Strengthening your muscles through yoga can help improve balance, reduce stress and even lower blood pressure. Yoga also increases concentration and self-awareness.
Backbends open up the front of the body and can benefit the heart center. They can increase energy levels and relieve back pain. These poses can be challenging for beginners, but are important in building strength and flexibility.
Janu Sirsasana is an intensely balancing yoga pose that stretches the lower body as well as the back. It also strengthens the core and the hips. It calms the mind and cultivates a deep sense of inner peace.
To perform Janu Sirsasana, sit in preparation for Parivrtta Janu Sirsasana with the right hip in external rotation and the right foot against the inner left thigh. Raise the straightened left leg and then lower it. On the inhalation, expand the front of the torso forward and reach the right hand to touch the bent knee.
Avoid this pose if you have an injured knee because the stretching of the leg behind the knee may aggravate it further. This pose also is not appropriate for women who are pregnant because it puts pressure on the lower abdomen.
Seated Forward Bend
Seated Forward Bend — Paschimottanasana (PAH-shee-moh-TAHS-uh-nuh) — is a calming forward bending pose that relieves stress and fatigue. It also stretches the back, shoulders and hamstrings. This posture can also help with insomnia, headaches and menstrual cramps.
It is important to practice this pose carefully and only as far as your back and hamstrings allow you to go. Beginners should keep their knees bent throughout the pose, straightening them only as their flexibility improves.
The most common problem in this pose is the tendency to let the knees open away from each other, instead of flexing the hips to lengthen the spine. This mistake leads to shortening the hamstring muscles and diminishes the benefits of this forward bending pose. It can also cause pain in the lower back and neck.

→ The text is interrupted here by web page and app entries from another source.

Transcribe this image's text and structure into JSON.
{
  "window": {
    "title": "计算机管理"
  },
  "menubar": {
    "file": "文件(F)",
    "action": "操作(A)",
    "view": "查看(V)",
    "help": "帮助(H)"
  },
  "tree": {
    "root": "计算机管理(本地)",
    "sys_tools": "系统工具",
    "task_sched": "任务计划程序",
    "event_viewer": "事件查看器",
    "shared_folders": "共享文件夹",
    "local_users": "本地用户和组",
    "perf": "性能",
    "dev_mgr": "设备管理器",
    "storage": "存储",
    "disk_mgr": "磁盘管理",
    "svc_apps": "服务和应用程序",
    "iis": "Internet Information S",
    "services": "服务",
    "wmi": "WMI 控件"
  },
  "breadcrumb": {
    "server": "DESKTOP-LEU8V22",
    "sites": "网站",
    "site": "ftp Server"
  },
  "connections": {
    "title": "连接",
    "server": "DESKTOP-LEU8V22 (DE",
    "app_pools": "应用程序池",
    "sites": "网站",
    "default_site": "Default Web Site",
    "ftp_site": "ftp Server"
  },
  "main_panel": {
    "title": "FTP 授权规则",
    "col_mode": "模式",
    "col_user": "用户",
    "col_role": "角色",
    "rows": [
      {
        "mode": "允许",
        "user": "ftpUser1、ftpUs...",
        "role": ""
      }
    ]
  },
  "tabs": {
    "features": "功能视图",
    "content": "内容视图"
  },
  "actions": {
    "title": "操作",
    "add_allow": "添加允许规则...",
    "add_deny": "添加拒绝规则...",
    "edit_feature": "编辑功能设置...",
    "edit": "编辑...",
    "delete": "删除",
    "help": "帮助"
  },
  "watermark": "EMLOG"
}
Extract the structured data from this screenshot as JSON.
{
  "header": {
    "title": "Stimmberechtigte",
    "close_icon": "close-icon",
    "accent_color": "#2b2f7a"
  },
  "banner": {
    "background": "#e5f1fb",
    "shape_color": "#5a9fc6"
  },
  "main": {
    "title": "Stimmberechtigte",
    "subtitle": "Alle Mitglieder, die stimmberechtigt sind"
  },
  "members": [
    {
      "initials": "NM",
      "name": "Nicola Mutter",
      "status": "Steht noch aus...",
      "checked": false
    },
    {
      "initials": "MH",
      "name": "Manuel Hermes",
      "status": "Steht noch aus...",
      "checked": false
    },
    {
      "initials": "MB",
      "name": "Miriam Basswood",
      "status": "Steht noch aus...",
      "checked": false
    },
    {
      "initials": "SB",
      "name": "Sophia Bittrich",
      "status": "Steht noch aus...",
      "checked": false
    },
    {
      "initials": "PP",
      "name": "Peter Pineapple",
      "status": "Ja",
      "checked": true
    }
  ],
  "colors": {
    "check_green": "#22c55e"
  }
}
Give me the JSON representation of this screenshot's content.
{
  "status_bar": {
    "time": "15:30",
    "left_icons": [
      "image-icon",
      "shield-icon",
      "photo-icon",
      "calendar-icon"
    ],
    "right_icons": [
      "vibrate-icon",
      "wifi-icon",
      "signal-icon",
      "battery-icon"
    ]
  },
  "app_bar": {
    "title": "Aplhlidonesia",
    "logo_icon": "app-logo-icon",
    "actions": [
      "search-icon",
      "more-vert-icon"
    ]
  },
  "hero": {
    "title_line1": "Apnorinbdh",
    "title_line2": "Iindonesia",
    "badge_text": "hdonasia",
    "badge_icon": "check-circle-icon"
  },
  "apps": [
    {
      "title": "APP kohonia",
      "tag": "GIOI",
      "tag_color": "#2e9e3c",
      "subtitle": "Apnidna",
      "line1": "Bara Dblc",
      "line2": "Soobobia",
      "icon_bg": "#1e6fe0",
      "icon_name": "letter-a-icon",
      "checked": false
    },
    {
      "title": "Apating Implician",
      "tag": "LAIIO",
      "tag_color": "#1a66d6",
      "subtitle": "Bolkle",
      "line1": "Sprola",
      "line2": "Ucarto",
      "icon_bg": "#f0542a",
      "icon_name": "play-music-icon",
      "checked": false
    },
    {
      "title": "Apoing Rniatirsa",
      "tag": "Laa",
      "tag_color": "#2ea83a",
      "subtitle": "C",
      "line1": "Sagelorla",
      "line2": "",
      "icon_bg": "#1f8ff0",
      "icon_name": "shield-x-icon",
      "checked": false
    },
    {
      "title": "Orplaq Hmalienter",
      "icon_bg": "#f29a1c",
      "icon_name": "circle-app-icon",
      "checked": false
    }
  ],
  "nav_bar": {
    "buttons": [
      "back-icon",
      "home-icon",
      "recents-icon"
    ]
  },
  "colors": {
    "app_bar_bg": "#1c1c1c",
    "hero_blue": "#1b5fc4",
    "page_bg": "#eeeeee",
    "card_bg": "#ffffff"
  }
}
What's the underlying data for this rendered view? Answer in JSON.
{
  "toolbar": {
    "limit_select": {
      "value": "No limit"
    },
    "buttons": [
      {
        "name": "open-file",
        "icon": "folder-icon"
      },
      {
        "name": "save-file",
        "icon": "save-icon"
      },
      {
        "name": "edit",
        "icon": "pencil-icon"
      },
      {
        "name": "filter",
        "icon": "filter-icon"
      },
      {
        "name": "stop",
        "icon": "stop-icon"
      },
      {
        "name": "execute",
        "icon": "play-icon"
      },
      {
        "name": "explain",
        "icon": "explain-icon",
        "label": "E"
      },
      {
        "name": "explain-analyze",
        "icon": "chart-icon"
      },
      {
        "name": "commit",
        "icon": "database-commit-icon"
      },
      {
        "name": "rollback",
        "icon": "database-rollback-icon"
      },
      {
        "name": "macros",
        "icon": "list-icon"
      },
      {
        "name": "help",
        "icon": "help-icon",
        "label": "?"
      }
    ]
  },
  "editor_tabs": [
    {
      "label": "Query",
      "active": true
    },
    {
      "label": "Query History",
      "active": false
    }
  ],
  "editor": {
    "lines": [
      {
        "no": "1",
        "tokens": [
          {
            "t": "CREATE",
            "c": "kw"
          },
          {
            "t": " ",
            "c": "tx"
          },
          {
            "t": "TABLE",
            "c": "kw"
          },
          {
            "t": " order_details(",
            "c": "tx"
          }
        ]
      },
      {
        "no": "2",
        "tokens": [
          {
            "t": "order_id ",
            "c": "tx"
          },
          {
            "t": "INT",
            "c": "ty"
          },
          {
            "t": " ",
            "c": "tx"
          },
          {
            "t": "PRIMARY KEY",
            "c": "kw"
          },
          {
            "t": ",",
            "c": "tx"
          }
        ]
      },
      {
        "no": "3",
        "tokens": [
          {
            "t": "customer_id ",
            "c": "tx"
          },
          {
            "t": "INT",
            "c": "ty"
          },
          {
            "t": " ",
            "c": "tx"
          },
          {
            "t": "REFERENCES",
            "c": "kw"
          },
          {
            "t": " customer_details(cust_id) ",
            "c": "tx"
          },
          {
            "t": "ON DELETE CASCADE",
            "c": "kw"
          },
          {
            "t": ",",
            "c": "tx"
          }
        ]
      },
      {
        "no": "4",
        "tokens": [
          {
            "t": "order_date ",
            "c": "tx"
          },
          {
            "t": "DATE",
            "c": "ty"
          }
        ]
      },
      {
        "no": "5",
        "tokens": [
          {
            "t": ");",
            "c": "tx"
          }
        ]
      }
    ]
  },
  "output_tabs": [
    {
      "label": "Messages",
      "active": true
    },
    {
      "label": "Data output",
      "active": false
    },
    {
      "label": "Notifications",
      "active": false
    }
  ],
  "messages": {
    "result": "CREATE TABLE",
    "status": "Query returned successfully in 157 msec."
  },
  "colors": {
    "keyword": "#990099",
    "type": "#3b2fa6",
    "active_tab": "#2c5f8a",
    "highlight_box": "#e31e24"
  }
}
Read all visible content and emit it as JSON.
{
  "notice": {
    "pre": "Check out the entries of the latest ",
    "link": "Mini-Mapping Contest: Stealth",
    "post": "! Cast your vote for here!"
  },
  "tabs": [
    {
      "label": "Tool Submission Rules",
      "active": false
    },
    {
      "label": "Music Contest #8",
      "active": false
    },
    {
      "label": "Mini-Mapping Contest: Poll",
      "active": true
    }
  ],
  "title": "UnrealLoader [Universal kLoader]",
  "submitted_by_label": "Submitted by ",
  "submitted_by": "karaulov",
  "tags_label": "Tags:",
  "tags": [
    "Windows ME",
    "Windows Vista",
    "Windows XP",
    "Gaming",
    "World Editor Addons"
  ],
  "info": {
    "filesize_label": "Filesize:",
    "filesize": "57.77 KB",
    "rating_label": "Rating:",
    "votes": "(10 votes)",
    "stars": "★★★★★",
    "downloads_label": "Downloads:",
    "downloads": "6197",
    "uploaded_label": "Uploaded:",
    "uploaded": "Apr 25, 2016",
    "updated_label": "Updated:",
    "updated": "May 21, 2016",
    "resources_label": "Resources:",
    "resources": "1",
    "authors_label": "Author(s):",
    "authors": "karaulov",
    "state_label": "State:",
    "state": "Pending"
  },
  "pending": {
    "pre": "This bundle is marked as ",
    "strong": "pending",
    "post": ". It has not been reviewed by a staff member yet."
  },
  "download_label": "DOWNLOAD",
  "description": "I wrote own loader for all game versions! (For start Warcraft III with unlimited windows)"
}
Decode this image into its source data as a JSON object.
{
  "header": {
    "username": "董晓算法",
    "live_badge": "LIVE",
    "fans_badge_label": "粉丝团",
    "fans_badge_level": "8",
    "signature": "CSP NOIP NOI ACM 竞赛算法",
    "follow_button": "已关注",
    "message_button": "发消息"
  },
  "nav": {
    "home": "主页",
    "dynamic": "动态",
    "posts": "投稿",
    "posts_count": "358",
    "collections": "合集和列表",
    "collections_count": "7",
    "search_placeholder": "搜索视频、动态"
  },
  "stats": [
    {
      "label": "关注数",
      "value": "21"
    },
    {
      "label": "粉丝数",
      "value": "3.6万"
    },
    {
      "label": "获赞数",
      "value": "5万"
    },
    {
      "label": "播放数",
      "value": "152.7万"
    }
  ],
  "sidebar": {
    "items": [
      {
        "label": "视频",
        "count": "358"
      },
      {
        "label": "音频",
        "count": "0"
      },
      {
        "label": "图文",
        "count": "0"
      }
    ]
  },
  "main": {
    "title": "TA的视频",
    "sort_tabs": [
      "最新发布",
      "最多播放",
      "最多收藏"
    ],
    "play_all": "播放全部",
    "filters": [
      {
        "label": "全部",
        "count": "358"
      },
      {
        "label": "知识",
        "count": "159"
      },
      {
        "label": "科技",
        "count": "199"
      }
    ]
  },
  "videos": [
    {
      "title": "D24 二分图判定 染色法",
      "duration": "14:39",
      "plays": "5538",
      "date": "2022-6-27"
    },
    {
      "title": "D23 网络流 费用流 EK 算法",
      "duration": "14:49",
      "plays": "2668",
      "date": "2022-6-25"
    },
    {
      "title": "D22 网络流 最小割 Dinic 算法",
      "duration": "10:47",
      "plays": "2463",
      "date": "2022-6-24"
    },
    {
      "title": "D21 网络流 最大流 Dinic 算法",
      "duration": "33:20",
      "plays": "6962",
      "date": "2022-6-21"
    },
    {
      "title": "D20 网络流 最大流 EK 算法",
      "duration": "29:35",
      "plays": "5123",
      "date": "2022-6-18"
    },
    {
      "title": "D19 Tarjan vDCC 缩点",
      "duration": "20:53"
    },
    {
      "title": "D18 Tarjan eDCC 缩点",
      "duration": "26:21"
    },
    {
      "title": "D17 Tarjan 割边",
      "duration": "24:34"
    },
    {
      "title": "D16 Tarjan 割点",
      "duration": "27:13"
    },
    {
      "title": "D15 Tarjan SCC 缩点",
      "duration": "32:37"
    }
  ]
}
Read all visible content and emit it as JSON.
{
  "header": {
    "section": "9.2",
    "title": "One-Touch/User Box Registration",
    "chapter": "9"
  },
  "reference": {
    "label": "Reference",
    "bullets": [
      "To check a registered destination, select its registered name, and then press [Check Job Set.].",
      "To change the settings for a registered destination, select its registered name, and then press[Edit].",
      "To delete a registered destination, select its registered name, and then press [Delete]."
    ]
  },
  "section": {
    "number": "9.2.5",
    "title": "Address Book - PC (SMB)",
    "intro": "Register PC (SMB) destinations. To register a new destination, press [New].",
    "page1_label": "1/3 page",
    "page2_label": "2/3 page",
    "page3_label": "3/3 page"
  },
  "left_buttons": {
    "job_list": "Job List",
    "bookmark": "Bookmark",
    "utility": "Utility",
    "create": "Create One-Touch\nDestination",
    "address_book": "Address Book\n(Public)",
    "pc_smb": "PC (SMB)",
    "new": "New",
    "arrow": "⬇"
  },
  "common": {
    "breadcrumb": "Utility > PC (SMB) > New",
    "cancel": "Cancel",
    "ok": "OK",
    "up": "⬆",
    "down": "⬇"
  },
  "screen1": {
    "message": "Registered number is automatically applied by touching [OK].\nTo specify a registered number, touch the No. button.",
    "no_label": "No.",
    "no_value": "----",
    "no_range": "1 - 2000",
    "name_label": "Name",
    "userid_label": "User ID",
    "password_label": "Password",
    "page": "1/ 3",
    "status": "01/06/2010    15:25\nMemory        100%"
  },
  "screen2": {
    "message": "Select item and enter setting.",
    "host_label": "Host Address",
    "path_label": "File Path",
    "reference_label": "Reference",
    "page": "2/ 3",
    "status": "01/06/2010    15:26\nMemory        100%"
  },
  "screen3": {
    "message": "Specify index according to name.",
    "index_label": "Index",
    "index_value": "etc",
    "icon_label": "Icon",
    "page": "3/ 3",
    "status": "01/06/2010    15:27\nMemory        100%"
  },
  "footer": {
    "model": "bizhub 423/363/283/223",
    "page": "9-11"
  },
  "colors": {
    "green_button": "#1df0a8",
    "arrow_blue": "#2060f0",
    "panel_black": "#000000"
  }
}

Pyramid Pose (Parsvottanasana) is a challenging side stretching yoga pose that strengthens and lengthens the legs. It also strengthens the core and improves balance and stability. It is great for people who walk, jog or play various team sports as it helps maintain flexibility in the legs and hips.
Beginners often fall into the trap of rounding their back in this yoga posture which can overstretch the back and cheat them out of a great stretch for the hips and thighs. Ensure that you are working to engage the core and keep the back flat and spine lengthened for all five breaths.
You can practice this yoga pose with your hands on blocks for a more accessible variation if needed. This will help avoid strain on the shoulders and wrists.
Downward Facing Dog
Downward Facing Dog, or Adho Mukha Svanasana in Sanskrit, is one of the first poses beginners learn as it’s often used in the Sun Salutation to warm up the body. This inverted “V” posture strengthens the arms, shoulders and legs while lengthening the spine and releasing stress.
This pose helps to relieve fatigue, headache, insomnia and depression by promoting good blood circulation. It also improves immunity by strengthening the internal organs.
Downward facing dog is a foundational pose for all arm balance yoga poses. It can be a resting position between strong backbends and forward bends. It can even become a way to reconnect with the breath during a vigorous Vinyasa class. This pose should not be practiced if you have carpal tunnel syndrome or are pregnant.
Chaturanga is a powerful, strengthening pose. It is included in many Sun Salutation series and vinyasa yoga flows and strengthens the wrists, arms, back, and abdominal muscles. It also helps to improve your standing posture. It can be difficult for beginners but with practice you’ll build the strength required to stay centered and safe.
Be careful not to push too hard into the pose as this can lead to shoulder injury. Instead, focus on keeping your core engaged and moving slowly into the position. If you are struggling with your balance try lowering down onto your knees from plank pose to make baby chaturanga (knees-chest-chin). This is easier on the shoulders and helps develop the strength required for the full pose. It also prepares the body for more advanced arm balances.